Forty seven million Americans are currently using food stamps and in Ohio there are about 1.8 million. As part of the 2009 economic-stimulus law, federal food assistance increased maximum monthly benefits for food stamp recipients. The funding expires this fall and when that happens, families will see reductions in the amount of money they get from the government each month.
“When our clients get their November allocations, that reduction is probably going to be in there at that time,” said Bob Bush, director of Mahoning County Job and Family Services. “It’s going to impact the families, obviously. It’s going to impact the grocer. That money is spent locally and it’s going to impact the local economy.”
Mahoning County distributes $6 million in food stamp credits each month. That number will be reduced by about $650,000. A family of three could see a reduction of about $29 each month.
The reduction could put a strain on area food banks. Second Harvest Executive Director Michael Iberis said families that have less to spend on food may find themselves going to the pantry if they aren’t already. He said it will be a few months before they will know exactly how the cuts will impact the food distribution service.
“We really, really don’t know.
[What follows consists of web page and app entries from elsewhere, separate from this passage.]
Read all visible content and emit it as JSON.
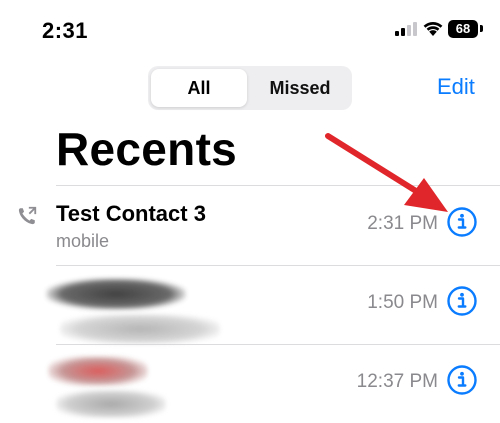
{
  "status_bar": {
    "time": "2:31",
    "battery": "68"
  },
  "filter": {
    "all_label": "All",
    "missed_label": "Missed",
    "selected": "All"
  },
  "toolbar": {
    "edit_label": "Edit"
  },
  "page": {
    "title": "Recents"
  },
  "calls": [
    {
      "name": "Test Contact 3",
      "type": "mobile",
      "time": "2:31 PM",
      "call_icon": "outgoing-call-icon",
      "info_icon": "info-icon"
    },
    {
      "name": "",
      "type": "",
      "time": "1:50 PM",
      "info_icon": "info-icon"
    },
    {
      "name": "",
      "type": "",
      "time": "12:37 PM",
      "info_icon": "info-icon"
    }
  ],
  "colors": {
    "accent": "#0a7cff",
    "secondary_text": "#8a8a8e",
    "annotation_arrow": "#e0262a"
  }
}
We anticipate an uptick in the number of people coming to the food pantry or kitchen,” said Iberis.